    Cost is the reason. I would give up the $240 AAA discount and $100 off on second HD DVR. Plus, I would pay the custom fees for antenna install and the cost of antenna, cables, pre-amp, and assorted accessories. Ballparking, it would cost me $450 to use the local (loss of AAA discounts + install charges). But, how good is the HSP installer? No way of knowing... Would he do custom work for the antenna install. No way of knowing if he would or is even capable of doing it.

    DBSTalk is a marvelous forum and I've learned a great deal about both major sat services. There's several installers on this board that I would hire in a NY minute. But, the horror install stories really make one pause. I'm not a risk taker. The uncertainty has lead to inertia. I would like to be a D* sub but only at a reasonable cost and using people that I trust. D*'s business model is getting in the way here. Too bad the locals can't give me the AAA discount, same as those ordering directly through D*. :(
     
  12. Mertzen

    Mertzen Hall Of Fame

    3,682
    0
    Dec 8, 2006
    Yup, it's a sad business.
    I did a custom job yesterday since the HSP barely tried/refused.

    But as we are dealers we can not honor any refer/AAA discounts.

    Only option it to call D* after custom work and see if you can get some credits to make up for any custom work.
     
  13. IDRick

    IDRick Godfather

    274
    0
    Feb 15, 2007
    Thanks for reading and replying Mertzen! You are one of the people that I wouldn't hesitate hiring for an install. The costs to get you to Idaho are probably too high though.... :)

    Best,

    Rick
     
  14. Mertzen

    Mertzen Hall Of Fame

    3,682
    0
    Dec 8, 2006
    Hey I did just drive 800+miles yesterday to do an install. :rolleyes::lol:
     
  15. IDRick

    IDRick Godfather

    274
    0
    Feb 15, 2007
    Hee, hee. According to mapquest, Adams is only 2360 miles away from Idaho Falls! Only cost a couple c bills to get you here right?! ;):lol:
     
  16. Shades228

    Shades228 DaBears

    6,081
    45
    Mar 18, 2008
    So order it through AAA and then hire the other techs to do all the custom work after the basic installation was done.
     
  17. Mertzen

    Mertzen Hall Of Fame

    3,682
    0
    Dec 8, 2006
    Sure, that should cover most of it :eek2::grin:
     
  18. joe diamond

    joe diamond Hall Of Fame

    3,071
    0
    Feb 28, 2007
    As an appearance item one never runs cable down the center of a wall. The vertical line will really stand out.
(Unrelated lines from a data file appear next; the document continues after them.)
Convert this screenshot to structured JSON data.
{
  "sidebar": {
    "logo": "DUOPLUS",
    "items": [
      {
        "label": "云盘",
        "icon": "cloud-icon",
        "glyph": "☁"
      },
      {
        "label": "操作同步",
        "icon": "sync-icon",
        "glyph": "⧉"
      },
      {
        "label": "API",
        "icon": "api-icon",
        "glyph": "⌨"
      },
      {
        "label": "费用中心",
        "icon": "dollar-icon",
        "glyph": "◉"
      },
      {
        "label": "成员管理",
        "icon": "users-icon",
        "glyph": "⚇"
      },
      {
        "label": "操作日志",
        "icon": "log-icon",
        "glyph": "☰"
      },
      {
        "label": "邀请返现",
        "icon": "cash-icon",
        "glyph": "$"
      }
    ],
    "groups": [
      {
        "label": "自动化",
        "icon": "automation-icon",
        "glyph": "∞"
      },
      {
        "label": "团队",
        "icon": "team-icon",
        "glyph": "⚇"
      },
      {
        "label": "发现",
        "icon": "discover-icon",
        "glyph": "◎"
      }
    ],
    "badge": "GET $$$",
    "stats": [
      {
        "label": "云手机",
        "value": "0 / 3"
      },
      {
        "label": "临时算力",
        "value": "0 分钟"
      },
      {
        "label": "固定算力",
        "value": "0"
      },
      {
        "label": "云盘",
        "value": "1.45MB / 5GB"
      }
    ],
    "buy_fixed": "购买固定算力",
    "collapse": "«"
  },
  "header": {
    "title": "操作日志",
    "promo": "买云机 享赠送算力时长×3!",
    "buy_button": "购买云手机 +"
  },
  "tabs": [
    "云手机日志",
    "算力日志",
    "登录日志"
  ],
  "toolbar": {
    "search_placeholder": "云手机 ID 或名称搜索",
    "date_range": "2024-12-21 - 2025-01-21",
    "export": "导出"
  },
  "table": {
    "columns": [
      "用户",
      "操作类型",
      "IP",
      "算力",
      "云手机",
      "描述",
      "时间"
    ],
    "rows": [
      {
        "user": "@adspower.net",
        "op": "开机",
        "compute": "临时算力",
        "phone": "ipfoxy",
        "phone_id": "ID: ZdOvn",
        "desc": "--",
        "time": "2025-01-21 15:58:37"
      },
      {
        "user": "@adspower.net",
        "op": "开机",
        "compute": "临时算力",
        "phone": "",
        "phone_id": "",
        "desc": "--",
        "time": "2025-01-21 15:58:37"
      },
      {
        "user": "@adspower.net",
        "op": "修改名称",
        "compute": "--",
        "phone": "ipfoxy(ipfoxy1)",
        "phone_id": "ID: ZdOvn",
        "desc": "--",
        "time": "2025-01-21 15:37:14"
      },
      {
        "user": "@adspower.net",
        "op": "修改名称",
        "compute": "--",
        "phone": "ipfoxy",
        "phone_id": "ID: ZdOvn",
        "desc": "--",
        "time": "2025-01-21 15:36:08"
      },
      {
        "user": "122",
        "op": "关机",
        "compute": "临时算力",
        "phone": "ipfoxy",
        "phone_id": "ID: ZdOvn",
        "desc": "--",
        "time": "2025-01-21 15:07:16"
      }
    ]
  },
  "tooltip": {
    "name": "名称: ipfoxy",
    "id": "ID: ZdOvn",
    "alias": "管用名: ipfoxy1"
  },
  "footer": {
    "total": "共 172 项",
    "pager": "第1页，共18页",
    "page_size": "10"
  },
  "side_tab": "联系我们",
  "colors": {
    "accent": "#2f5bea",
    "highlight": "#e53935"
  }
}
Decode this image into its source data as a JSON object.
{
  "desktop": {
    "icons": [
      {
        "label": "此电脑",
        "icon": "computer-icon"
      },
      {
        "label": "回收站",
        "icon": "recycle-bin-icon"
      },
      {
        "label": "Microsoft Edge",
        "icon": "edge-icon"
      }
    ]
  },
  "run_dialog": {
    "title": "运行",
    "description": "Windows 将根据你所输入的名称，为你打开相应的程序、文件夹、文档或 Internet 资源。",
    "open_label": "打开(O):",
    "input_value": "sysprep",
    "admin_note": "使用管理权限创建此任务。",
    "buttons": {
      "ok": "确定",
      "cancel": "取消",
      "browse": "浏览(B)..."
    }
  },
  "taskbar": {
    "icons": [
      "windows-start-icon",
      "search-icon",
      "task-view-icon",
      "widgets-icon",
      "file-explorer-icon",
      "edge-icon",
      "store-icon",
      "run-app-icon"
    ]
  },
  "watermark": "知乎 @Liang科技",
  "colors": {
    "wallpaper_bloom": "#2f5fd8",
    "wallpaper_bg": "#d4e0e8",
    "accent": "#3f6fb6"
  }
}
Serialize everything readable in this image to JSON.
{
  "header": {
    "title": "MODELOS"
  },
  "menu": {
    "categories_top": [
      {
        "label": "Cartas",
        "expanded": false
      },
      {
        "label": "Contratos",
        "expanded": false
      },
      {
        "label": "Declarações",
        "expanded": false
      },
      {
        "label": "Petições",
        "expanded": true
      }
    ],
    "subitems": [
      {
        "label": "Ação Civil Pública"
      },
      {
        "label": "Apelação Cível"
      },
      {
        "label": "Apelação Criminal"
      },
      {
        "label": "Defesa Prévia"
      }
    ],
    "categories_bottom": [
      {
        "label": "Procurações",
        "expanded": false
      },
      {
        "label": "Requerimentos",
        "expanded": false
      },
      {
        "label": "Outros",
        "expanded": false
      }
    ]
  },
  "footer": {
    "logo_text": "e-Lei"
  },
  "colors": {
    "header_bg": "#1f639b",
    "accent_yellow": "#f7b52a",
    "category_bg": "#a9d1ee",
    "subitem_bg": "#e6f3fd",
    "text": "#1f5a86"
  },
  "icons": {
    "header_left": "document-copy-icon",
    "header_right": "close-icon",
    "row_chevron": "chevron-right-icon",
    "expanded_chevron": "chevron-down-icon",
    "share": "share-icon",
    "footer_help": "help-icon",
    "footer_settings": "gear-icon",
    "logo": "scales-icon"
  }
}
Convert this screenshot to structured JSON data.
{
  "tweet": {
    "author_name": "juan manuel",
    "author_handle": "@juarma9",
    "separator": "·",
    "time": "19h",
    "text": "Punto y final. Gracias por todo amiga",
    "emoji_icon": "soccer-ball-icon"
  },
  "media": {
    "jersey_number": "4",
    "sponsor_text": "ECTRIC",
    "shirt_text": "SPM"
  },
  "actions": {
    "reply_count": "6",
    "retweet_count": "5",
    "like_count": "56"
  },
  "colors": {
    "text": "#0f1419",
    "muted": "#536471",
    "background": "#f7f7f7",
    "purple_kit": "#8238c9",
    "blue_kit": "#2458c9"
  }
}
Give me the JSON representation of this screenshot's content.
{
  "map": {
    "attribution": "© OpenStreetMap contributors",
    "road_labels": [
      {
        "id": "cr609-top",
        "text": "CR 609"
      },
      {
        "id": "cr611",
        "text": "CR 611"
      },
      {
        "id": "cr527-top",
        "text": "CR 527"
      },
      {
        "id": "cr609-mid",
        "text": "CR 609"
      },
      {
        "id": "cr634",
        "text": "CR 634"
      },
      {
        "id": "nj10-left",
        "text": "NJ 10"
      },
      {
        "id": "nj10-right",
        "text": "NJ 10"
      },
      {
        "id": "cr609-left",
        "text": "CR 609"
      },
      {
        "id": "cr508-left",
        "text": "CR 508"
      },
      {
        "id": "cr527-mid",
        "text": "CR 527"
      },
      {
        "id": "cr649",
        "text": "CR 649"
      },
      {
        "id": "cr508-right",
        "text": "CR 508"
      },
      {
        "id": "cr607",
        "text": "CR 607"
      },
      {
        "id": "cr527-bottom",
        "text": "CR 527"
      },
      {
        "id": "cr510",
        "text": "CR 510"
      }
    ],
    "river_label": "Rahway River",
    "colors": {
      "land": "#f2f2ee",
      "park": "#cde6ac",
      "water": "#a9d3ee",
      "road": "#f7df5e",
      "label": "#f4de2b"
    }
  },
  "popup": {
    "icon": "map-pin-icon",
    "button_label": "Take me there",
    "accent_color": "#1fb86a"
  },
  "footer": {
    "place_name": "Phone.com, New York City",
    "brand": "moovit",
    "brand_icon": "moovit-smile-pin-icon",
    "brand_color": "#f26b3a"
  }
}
With DTV the extra cable run will usually not affect performance.

    For OTA lines...if you are right at the edge of loosing pic and cannot put up a bigger antenna,,,,perhaps painting the line before hanging or look for a compatible color. Coax is available in white black and gray. Other colors are made but you gotta look. The plastic vertical clips have always caused problems.......if they pull out you have cable AND plastic clips beating against the house. IF you nail them in you get the holes in the siding.

    You might consider an interior run if possible.

    Joe
     
  19. IDRick

    IDRick Godfather

    274
    0
    Feb 15, 2007
    Well, since I have the ear of a couple pros here... :)

    I have considered an alternative for the OTA distribution. We have tvs in our upstairs living room and downstairs in a family room. The alternative approach is to run the OTA coax down to the west edge of roof to a power passive splitter under the eave. One output would follow the eave south to the garage and over to the living room. The other output would drop down to the basement and over to the family room. The challenge is where to put the ground block for the coax because I end up with two entry locations to the home (basement and garage). I would like to put the ground block just before the power passing splitter because it would be an easy drop down to the ground rods (interconnected to house ground). Is this acceptable?

    To clarify, the living room tv would have a 80 ft run after the ground block (60 ft outdoors under the eave) and the basement tv would have a 10 ft run outdoors after the ground block.

    Thanks for your advice!

    Rick
     

Share This Page